---------- EXERCISE INPUT
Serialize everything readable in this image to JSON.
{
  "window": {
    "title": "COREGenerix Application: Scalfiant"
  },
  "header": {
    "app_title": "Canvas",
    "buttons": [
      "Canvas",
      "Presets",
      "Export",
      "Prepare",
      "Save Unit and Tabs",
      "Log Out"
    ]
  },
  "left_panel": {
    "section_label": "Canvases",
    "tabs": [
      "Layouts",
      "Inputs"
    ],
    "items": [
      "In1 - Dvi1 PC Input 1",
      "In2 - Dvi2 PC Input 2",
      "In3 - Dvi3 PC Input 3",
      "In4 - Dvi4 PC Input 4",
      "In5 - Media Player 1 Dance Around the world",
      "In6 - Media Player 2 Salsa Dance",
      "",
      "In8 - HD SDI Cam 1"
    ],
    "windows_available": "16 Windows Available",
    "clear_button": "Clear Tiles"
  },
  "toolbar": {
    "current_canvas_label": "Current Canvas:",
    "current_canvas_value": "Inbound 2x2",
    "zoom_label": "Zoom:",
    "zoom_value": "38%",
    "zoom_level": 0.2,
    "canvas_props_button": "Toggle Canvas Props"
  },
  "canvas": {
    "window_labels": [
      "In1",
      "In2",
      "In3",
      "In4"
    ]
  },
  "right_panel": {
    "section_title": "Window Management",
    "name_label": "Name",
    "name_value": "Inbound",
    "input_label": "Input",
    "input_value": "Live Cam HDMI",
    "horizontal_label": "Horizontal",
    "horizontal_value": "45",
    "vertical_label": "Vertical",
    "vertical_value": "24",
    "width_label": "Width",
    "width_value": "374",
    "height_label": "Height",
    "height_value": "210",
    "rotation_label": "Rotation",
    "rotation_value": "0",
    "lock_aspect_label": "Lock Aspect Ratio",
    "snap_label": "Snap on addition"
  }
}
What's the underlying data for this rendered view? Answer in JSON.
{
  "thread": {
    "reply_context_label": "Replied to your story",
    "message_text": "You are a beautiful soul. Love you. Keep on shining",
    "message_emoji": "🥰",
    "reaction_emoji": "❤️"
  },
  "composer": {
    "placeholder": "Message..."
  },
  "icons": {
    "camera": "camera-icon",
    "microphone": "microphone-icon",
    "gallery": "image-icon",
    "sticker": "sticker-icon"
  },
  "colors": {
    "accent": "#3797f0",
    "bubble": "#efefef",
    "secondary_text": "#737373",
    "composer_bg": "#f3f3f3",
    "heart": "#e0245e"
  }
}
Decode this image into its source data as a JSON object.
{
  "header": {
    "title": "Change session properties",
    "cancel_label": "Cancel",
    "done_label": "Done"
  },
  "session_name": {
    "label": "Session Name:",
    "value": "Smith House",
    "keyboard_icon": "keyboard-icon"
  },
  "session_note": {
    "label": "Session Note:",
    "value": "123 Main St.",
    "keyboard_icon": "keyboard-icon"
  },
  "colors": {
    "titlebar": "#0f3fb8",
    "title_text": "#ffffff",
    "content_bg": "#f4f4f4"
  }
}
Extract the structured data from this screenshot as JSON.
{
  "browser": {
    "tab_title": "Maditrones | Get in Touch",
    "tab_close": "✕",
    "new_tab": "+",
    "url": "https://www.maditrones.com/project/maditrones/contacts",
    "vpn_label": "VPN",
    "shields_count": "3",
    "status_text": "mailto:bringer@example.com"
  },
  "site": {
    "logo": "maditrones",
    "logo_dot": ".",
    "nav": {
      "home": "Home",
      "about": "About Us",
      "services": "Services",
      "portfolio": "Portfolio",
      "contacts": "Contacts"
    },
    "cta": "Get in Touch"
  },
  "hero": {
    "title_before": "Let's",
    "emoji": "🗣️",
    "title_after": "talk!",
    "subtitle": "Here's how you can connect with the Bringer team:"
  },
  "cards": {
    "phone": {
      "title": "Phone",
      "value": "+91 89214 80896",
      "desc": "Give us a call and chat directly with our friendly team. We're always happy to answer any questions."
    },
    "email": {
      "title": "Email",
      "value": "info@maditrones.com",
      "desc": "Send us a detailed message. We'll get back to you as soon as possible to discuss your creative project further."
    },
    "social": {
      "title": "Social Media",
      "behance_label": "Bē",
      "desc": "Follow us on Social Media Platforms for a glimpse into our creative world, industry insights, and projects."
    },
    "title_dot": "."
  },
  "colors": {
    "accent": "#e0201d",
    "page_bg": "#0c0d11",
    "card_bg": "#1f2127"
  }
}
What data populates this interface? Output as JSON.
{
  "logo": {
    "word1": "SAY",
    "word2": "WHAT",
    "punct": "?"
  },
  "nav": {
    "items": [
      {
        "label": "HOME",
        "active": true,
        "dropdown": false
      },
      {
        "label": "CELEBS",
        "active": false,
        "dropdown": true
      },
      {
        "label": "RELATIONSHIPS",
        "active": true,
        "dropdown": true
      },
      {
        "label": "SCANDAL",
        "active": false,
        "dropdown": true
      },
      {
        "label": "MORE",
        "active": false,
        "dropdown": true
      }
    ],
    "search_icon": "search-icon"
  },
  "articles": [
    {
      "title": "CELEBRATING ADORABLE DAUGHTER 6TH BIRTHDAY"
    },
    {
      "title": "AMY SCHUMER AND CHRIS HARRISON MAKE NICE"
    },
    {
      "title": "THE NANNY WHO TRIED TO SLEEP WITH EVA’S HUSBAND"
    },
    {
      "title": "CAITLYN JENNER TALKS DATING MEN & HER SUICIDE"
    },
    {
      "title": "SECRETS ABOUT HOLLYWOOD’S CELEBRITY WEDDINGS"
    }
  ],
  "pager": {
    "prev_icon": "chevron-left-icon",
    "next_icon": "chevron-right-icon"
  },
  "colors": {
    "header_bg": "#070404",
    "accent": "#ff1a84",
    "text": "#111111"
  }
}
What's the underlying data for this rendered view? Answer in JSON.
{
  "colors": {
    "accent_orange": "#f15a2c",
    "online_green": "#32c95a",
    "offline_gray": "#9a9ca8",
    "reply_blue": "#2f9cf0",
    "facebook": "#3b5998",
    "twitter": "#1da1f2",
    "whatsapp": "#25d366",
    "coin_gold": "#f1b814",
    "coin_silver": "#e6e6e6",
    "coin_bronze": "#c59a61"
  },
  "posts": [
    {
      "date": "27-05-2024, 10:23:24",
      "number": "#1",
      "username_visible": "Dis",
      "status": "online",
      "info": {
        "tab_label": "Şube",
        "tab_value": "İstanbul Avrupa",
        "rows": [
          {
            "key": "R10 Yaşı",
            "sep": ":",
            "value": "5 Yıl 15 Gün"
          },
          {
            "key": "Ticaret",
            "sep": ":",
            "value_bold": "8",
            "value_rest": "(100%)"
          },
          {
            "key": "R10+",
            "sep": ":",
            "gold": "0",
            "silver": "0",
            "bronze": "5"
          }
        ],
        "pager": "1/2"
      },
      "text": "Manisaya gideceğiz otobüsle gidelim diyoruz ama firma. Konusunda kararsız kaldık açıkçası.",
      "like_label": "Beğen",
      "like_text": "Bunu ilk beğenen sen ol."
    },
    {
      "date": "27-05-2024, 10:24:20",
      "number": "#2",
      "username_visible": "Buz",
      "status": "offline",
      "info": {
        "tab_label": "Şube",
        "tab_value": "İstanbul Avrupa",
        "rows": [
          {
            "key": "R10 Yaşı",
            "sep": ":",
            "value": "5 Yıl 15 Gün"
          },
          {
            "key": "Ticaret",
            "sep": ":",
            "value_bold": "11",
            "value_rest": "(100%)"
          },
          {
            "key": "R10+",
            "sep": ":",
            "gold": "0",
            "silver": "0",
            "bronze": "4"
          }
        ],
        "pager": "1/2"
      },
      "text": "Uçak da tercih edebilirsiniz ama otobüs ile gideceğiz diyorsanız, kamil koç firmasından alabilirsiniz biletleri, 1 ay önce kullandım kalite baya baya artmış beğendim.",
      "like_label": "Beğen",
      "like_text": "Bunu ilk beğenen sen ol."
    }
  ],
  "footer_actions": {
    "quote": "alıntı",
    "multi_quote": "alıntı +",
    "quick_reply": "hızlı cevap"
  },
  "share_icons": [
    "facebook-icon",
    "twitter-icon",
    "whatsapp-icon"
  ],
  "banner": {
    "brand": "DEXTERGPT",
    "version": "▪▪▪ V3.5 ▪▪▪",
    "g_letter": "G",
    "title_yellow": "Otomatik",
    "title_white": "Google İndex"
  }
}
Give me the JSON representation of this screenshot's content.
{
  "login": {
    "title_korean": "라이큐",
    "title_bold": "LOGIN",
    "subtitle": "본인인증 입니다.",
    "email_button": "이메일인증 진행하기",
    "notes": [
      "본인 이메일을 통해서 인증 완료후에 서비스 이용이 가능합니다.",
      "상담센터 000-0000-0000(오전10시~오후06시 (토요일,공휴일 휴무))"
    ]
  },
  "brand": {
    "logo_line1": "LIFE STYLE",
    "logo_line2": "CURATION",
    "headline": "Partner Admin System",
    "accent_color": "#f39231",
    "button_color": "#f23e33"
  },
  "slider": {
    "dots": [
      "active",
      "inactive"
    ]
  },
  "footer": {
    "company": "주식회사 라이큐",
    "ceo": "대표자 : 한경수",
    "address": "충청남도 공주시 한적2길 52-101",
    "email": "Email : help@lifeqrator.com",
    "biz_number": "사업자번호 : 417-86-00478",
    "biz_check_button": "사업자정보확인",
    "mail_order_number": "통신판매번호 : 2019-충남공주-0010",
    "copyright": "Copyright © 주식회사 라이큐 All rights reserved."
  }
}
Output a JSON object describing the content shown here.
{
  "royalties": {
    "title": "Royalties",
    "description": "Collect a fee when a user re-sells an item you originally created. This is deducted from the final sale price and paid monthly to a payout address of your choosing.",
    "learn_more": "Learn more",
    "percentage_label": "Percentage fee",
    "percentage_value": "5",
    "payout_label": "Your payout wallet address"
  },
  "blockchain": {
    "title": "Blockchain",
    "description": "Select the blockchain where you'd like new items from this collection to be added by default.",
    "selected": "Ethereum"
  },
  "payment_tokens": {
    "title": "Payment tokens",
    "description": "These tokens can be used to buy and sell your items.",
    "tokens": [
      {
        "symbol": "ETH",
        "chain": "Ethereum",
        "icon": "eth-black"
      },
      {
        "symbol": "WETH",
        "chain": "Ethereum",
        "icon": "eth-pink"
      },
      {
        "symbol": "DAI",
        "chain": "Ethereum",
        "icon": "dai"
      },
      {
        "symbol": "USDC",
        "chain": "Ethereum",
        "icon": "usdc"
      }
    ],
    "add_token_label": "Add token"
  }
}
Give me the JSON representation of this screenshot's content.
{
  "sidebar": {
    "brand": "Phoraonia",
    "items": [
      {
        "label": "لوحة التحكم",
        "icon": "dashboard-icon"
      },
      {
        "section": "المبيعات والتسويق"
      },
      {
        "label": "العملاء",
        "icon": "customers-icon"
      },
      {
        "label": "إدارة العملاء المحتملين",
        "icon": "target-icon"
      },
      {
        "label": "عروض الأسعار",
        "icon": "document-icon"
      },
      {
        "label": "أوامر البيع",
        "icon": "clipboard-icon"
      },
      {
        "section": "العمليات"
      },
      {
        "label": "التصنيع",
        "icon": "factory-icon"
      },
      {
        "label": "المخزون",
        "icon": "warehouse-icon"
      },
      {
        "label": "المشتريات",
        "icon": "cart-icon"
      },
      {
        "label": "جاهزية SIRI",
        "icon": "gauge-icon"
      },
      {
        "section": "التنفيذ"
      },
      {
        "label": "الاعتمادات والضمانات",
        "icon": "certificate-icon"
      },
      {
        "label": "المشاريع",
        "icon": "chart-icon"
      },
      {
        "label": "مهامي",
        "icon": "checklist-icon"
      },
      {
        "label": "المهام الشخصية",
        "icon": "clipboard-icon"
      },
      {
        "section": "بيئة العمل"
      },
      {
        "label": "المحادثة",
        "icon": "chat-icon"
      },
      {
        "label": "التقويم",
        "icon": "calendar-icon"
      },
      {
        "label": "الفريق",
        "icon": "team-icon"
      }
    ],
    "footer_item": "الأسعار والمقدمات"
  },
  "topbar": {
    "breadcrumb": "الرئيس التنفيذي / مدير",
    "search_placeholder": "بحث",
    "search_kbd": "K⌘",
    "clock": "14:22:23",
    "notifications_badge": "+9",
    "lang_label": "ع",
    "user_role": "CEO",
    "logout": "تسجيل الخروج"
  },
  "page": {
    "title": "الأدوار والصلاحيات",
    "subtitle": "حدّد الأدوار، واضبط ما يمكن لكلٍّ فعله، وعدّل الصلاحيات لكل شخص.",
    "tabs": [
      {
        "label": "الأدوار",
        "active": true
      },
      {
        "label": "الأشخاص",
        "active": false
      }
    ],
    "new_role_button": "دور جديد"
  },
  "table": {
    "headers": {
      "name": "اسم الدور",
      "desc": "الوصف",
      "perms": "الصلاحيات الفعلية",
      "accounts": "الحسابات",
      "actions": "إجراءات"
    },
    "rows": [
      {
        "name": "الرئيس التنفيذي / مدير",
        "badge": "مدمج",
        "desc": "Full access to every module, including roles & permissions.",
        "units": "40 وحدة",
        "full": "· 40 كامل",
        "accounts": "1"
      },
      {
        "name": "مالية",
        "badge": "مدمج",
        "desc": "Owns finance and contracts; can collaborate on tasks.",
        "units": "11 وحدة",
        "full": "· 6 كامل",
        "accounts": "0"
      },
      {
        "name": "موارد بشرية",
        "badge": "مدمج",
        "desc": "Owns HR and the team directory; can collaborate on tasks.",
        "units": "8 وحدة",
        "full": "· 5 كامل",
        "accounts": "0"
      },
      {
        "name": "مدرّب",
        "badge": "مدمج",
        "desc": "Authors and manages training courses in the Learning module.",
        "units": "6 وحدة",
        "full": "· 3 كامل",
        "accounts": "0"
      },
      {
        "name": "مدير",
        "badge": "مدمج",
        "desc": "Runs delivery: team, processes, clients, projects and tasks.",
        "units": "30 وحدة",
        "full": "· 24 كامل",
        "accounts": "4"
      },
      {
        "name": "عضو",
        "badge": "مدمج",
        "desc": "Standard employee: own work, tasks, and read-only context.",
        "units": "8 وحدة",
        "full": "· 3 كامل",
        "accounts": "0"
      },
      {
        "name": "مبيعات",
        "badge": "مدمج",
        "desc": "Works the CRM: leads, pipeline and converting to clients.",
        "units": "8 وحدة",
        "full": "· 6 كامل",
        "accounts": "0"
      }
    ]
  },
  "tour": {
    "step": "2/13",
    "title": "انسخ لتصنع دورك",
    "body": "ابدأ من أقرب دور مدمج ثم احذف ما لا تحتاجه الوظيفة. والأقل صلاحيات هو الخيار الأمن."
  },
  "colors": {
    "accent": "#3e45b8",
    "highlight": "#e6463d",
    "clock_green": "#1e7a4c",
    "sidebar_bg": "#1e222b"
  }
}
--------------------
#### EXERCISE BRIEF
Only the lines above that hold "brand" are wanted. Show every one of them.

#### RESPONSE TO THIS EXERCISE
    "brand": "DEXTERGPT",
  "brand": {
    "brand": "Phoraonia",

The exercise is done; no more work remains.